Mentoring is taking center stage in 2022 thanks to a few notable trends directly connected to the Great Resignation. Quit rate data published by the Bureau of Labor Statistics in January of this year indicate the Great Resignation will persist for the foreseeable future. Meanwhile, previous surveys reveal exactly why workers are quitting and what employers can do to help convince them to stay. Companies should be focusing on:
- Creating inclusive communities at work
- Offering upskilling and reskilling opportunities
- Paving career pathways for new and tenured staff
Of these, paving career pathways is one of the easiest retention strategies companies can establish. Mentoring programs can help organizations leverage their existing internal talent networks in ways that help workers quickly visualize their career pathway, set goals, and find career mentors who can help guide them in the right direction.
Workers Want Help with Career Pathing
Are you providing your team members with career development? If you said “yes”, chances are your workers feel different. More than 3 out of 4 workers believe their company has left them to figure out career pathing on their own. That’s a stat that could feel personal for any HR or learning and development leader who’s spent time, effort, and energy into development.
Career pathing needs to be highly visible, personal, and persistent for it to make the right impact on your people. Only half of all workers state that they have clear career goals. When workers aren’t confident in themselves in what they want to (or can) achieve in their career, it’s easy for them to assume that you’re not offering them the assistance they need.
In fact, the percentage of workers stating they have clear career goals drops nearly 10 percentage points, from 60% for entry-level workers to around 50% for mid-career workers.
As workers get deeper into their careers, it appears they become less and less sure about how to best move forward. Far too often, they assume that their best move for career development or advancement is to find another job with a different employer. A lack of visibility from their employer on what development opportunities exist helps fuel this kind of turnover.
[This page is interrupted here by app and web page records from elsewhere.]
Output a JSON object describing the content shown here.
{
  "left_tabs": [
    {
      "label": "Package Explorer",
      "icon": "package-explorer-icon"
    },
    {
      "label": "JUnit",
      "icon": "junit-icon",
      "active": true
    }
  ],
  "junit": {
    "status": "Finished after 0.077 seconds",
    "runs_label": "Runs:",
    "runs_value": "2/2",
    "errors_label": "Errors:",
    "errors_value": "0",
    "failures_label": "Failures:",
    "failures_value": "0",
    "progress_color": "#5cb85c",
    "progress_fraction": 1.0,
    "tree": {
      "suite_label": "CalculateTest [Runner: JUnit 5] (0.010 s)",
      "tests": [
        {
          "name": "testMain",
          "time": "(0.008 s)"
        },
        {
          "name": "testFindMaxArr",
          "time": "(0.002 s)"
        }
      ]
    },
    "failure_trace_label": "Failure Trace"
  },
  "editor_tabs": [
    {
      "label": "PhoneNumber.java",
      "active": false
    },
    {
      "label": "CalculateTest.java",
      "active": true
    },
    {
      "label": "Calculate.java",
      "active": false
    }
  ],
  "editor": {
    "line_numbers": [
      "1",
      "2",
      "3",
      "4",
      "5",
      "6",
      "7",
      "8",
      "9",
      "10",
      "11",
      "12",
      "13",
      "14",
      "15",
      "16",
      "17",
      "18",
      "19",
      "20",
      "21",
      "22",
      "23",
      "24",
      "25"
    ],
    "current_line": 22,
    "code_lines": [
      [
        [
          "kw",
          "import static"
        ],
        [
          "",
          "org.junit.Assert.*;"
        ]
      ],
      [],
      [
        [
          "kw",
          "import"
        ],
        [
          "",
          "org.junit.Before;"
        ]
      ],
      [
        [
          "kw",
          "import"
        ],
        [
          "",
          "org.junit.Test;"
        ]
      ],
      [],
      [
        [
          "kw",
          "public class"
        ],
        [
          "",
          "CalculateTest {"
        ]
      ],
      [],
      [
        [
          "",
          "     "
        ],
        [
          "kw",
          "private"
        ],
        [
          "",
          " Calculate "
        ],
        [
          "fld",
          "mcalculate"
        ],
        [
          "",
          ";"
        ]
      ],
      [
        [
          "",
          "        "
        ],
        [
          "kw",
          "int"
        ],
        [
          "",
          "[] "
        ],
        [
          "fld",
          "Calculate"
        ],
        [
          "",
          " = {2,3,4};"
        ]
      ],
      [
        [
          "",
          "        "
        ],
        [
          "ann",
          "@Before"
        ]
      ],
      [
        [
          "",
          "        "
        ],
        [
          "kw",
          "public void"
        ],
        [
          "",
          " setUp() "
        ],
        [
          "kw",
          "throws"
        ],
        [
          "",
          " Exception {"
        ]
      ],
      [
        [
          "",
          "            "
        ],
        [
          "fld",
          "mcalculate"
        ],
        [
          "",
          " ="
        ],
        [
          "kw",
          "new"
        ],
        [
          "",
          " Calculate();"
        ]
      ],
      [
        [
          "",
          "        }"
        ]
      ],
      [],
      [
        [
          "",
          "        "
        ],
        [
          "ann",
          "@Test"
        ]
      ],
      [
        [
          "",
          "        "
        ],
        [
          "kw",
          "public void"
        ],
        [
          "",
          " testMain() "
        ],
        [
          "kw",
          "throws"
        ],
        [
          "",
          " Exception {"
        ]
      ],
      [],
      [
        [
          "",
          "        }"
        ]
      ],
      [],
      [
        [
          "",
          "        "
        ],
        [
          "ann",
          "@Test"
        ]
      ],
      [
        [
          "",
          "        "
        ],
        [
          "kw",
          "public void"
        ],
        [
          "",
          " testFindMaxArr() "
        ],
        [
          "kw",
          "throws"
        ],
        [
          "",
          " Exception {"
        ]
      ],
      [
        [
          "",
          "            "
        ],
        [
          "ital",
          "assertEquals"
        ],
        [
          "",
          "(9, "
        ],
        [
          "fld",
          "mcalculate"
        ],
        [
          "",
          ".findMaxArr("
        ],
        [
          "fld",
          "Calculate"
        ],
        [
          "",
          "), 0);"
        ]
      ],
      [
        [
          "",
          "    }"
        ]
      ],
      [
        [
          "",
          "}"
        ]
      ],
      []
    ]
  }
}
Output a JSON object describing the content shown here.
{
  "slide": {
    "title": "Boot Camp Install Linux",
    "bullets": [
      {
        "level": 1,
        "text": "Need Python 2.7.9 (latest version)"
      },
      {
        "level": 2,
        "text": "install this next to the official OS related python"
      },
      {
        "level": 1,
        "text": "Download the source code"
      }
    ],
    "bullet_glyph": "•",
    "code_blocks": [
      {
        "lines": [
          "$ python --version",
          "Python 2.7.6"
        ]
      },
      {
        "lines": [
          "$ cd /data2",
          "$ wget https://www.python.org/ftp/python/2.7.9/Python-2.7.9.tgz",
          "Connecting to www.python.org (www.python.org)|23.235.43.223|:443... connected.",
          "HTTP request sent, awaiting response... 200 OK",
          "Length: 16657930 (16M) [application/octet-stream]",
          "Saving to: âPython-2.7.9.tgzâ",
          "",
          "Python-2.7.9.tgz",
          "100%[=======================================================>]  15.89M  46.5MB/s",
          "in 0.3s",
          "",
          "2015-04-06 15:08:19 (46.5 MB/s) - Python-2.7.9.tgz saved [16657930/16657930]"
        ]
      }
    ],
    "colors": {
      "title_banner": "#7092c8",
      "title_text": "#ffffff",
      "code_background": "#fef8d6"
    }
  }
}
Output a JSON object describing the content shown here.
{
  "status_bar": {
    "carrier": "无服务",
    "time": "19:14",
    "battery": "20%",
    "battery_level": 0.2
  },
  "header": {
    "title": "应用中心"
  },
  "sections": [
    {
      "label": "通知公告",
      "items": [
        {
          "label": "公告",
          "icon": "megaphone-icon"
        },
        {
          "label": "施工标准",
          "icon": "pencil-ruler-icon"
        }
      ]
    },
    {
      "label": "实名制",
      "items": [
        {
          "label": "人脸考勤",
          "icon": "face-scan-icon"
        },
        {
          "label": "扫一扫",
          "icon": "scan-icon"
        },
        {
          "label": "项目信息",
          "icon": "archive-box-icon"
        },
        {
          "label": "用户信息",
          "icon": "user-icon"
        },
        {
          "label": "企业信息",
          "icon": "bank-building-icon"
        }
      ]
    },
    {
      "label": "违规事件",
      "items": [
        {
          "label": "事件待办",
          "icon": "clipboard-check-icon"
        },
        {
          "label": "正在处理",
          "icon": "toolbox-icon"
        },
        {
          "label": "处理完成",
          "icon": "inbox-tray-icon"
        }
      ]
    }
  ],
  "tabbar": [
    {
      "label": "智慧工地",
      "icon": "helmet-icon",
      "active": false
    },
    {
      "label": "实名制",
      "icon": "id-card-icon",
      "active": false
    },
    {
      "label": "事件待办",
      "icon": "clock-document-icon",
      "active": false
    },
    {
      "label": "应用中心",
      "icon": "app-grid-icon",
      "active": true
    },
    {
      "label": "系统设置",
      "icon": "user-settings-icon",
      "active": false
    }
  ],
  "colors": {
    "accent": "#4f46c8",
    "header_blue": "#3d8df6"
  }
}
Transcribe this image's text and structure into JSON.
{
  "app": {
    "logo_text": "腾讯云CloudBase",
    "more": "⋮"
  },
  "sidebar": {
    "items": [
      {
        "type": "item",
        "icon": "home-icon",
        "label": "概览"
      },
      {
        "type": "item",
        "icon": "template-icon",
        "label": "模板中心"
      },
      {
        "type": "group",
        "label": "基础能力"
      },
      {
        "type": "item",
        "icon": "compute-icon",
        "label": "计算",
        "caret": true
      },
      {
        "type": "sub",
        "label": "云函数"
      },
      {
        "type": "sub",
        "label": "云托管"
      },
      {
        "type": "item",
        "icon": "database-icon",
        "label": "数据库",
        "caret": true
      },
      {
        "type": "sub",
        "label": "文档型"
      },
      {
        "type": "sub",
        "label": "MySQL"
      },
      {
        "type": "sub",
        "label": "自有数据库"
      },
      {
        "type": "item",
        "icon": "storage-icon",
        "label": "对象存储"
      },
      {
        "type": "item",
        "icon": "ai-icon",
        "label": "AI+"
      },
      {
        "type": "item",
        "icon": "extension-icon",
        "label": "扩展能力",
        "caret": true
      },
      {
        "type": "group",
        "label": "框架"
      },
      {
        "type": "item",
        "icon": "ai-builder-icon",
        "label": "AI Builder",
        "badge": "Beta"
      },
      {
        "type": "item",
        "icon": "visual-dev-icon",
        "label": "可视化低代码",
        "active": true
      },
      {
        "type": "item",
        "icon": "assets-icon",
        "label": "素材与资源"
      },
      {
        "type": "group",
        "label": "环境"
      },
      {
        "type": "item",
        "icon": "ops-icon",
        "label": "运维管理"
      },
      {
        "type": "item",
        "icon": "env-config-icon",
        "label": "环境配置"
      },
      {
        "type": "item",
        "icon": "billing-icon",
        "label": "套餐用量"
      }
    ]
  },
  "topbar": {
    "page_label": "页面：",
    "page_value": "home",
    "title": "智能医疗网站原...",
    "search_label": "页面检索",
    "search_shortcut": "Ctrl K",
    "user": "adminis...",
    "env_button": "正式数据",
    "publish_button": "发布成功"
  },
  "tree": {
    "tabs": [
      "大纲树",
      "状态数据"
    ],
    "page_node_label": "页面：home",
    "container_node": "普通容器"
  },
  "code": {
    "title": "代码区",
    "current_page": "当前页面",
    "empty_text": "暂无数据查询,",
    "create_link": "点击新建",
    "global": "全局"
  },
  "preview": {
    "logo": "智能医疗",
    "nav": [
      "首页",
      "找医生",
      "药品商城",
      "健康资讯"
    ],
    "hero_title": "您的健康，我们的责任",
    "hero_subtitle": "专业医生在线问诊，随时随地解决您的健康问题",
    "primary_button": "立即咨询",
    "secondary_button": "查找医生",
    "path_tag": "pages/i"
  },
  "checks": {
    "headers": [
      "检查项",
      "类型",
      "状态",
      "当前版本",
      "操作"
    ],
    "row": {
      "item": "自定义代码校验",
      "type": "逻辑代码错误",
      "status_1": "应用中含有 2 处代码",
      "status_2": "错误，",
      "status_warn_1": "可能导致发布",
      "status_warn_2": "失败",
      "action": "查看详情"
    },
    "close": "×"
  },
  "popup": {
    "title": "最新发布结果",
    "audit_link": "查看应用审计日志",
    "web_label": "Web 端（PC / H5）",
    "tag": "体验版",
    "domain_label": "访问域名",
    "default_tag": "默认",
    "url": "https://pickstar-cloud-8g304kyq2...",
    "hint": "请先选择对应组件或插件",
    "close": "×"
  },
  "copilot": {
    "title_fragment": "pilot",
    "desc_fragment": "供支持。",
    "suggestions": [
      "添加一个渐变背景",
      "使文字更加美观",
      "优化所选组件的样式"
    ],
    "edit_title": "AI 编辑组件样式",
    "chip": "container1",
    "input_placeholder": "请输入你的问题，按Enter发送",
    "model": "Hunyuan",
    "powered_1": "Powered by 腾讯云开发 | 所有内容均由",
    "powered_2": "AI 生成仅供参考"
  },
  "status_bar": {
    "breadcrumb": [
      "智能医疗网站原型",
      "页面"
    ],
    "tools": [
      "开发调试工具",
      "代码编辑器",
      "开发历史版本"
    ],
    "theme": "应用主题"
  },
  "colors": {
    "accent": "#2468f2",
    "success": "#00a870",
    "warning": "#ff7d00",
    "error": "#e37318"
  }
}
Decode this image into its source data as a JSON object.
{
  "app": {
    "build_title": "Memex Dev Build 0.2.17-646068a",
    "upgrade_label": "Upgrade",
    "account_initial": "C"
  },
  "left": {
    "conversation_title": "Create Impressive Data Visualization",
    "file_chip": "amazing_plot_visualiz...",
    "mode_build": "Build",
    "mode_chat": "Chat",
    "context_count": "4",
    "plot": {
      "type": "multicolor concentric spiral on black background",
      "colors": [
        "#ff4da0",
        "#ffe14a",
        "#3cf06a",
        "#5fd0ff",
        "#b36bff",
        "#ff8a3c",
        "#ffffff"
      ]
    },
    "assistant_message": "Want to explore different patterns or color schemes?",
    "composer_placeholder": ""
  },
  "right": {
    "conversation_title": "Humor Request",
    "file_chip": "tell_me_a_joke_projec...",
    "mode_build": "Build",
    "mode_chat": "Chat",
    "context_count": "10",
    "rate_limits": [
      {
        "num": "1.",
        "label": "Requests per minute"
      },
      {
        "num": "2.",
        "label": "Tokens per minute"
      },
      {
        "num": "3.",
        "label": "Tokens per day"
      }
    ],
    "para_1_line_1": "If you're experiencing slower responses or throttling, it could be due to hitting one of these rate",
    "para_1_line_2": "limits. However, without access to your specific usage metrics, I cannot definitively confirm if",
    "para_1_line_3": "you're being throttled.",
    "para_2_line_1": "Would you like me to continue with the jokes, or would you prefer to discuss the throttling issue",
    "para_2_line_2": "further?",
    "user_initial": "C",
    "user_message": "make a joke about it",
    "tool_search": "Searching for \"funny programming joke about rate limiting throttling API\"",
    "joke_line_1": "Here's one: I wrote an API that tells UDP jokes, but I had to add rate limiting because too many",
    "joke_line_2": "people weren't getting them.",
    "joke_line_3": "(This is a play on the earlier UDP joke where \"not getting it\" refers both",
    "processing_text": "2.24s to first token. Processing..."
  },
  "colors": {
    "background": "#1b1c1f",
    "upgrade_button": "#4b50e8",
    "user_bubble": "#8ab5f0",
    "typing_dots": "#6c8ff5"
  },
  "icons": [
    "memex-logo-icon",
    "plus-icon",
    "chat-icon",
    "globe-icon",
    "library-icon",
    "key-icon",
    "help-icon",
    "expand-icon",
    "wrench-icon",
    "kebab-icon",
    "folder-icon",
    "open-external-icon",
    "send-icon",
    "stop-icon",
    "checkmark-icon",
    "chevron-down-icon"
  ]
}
Is it any wonder, then, that 40% of employee turnover is specifically due to a lack of career development offered by employers (or, again, a lack of visibility of available options)? Or that 82% of workers would call it quits if their employer offered no career pathing? Workers desperately want your help understanding how to best move their careers forward.
Especially as a result of the pandemic, people want their life to have more meaning. Most of us derive part of our life’s meaning from our work. If we can’t see a future in their career with our current employer, we’ll do the obvious thing: Look for an employer that provides not just the space but also the resources to grow.
Your People Are Your Best Career Pathing Resource
When possible, it’s a great idea to offer new hires a roadmap for what a career at your company can look like. Visual guides are always useful, but your efforts shouldn’t end at new hires a career path slide deck. You’ll also need to offer them access to more senior-level team members who can help them better understand what it takes to hit each new level within your organization. For that, mentoring is your best solution.
Only 30% of employees agree that someone at work encourages their development. That’s incredibly low, especially given how many workers are willing to quit to pursue career advancement opportunities. However, skills-based mentoring programs, reverse mentoring programs, and open mentoring programs (among many others) create the structure workers need to connect with and build the type of relationships where real career development occurs.
As we head into 2022, organizational leaders may want to do a self-assessment on career pathing and career development.
- Do you offer clear career pathing to all workers?
- Is your career pathing properly visualized?
- Do your workers have opportunities to develop the needed skills, practices, or experiences necessary to achieve their career goals?
- Can they easily locate and connect with others in your organization who may be able to help mentor them along the way?
Career pathing is now a necessity for most workers. And that means streamlining the process for understanding and developing a career path falls on the shoulders of employers who want to reduce their employee turnover.